Writing also helps you gain perspective on your life to make better choices that can change your life. It is a literal metaphor to remind you that you are the author of your life.
In a nutshell, the journal is an essential ally in your fight against unhealthy stress.
Tip 9: Try Mindfulness Meditation
Mindfulness is a practice used to remain focused in the present moment and decrease the “chatter” that is usually in our minds.
Meditation is a practice used for relaxation and to create a quiet mind.
Putting the two together, mindfulness meditation is used to remain relaxed and tranquil during stressful times but focused enough to be aware of the present moment.
It helps quiet the thoughts that generally distract us from our daily goals. Meditation will give you a sense of calmness, peacefulness, and balance that will improve your overall mental, emotional, and physical health.
As little as 10 minutes a day has been proven to be effective.
Here’s a simple 2-minute mindful movement practice that you can implement now to help relieve stress (By Cara Bradly of mindful.org):
According to Cara, this short mindful movement practice can help you synchronize your mind and body so you can then “pause,” and focus inward. Once you do that, you can take back control of your thoughts and achieve a state of relaxation.
To Sum Up
Stress is a burden to anyone who experiences it, whether in big or small amounts.
It is not always easy to deal with stress, and sometimes you have to create a routine that involves many stress relieving techniques.
In order to create a routine to help alleviate your stress, it is crucial that you first find your stressors.
Explore all options to ensure that your behaviors and thoughts are not causing you to stress. If you find that they are, you must change your behaviors and thoughts.
You can do this by finding healthy coping mechanisms such as talking to someone or finding the good in your stressful situation.
If you find that it is just your busy schedule that’s keeping you from being able to relax, try to be more productive by creating to-do lists, and managing your priorities.
Take a break from technology and begin writing down your thoughts and emotions for clarity as well as relief. Create a healthy lifestyle that includes a balanced diet, a good night’s sleep, and mindfulness meditation. Your body and mind will thank you for using these tips to deal with stress.
So, what do you think about our nine tips on how to deal with stress? Have you ever tried one of the strategies mentioned earlier? Which one did you find most useful? Are there any other techniques that have worked well for you?
Tell us everything in a comment below!
Clinical Psychologist, Licensed CBT Therapist.
I’m a Clinical Psychologist and a licensed Cognitive-Behavioral Therapy practitioner. My work focuses mainly on strategies designed to manage and prevent the most common mental issues – anxiety, depression, and stress.
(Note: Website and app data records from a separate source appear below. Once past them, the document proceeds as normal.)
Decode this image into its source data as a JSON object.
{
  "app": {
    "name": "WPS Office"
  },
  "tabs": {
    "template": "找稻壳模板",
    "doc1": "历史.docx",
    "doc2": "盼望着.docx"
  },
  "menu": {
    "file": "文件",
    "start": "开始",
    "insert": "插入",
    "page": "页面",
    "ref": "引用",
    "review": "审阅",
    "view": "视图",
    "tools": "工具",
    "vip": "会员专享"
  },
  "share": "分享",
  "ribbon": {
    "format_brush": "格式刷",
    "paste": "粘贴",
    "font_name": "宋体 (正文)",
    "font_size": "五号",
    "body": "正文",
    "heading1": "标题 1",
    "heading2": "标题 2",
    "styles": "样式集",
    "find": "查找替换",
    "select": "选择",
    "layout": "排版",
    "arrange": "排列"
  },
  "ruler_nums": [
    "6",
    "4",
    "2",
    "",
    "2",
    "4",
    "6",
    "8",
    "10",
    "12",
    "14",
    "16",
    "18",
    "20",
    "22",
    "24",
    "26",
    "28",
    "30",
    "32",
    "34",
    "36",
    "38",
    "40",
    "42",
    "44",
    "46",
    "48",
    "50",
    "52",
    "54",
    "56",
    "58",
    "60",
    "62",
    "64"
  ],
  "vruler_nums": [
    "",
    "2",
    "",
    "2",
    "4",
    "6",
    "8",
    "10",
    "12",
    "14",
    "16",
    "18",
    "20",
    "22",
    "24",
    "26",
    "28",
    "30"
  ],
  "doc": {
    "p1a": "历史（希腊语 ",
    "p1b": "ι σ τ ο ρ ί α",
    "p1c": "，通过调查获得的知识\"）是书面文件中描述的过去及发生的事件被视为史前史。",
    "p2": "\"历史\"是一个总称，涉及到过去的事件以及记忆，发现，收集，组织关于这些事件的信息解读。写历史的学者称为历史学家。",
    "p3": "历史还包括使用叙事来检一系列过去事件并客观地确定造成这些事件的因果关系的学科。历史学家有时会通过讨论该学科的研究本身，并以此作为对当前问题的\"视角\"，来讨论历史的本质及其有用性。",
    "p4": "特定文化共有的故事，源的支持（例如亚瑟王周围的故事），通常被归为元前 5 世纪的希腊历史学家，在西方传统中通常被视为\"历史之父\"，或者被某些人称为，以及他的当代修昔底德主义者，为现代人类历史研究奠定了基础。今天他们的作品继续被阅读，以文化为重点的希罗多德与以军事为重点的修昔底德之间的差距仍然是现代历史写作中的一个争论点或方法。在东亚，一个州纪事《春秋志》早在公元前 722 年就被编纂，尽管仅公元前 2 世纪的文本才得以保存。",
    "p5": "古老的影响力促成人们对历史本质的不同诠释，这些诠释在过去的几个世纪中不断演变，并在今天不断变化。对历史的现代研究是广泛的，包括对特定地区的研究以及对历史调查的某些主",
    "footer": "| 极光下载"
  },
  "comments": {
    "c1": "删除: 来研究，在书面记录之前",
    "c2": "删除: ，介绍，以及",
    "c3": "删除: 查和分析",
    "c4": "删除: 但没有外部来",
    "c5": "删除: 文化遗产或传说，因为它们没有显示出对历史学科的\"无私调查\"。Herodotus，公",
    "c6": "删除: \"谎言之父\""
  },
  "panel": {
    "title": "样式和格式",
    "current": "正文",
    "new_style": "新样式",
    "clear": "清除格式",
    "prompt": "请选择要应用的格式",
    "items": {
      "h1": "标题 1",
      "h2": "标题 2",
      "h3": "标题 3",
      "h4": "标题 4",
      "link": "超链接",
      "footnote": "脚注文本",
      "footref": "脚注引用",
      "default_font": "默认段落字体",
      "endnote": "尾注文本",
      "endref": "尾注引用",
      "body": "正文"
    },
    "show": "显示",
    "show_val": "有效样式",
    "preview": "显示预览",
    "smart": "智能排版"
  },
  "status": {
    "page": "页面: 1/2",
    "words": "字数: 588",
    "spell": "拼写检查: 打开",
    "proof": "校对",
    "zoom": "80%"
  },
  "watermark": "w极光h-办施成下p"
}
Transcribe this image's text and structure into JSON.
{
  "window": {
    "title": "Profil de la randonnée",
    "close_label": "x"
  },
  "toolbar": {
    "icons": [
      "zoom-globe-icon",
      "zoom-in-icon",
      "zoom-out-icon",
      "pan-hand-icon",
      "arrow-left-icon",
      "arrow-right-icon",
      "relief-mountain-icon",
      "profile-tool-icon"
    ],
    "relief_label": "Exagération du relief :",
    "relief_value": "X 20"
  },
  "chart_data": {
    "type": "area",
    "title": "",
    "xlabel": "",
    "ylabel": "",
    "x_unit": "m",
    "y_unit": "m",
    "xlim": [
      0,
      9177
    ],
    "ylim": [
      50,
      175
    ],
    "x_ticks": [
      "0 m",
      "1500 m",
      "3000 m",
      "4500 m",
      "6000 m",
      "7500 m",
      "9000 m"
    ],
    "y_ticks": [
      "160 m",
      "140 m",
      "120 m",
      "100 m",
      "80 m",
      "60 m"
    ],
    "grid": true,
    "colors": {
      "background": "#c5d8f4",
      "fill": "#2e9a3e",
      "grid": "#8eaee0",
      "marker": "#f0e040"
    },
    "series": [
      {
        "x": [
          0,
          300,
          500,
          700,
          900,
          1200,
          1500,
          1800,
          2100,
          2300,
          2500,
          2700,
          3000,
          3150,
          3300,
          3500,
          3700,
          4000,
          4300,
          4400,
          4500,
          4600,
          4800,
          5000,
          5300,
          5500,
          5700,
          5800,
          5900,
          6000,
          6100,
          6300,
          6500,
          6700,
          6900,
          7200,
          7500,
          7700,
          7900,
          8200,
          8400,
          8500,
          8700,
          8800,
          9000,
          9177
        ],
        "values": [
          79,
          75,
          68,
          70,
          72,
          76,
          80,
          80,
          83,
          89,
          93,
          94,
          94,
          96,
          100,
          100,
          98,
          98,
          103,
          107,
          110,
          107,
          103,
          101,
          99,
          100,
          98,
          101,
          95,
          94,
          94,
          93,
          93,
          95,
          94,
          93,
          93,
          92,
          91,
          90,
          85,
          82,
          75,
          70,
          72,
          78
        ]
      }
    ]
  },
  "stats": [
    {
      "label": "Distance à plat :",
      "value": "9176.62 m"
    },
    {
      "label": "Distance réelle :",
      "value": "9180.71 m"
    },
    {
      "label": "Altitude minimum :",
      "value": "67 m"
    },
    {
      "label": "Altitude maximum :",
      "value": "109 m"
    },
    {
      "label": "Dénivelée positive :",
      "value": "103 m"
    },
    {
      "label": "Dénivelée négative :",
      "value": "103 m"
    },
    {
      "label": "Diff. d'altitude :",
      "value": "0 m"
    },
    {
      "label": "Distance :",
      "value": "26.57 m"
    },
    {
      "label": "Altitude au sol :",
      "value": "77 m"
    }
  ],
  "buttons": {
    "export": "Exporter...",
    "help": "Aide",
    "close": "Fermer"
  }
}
When I’m not busy with my therapeutic practice or other work-related activities, I enjoy going out for a jog or hit the nearby gym.
You can contact me at firstname.lastname@example.org, or via LinkedIn (link below), or through the Contact Us page.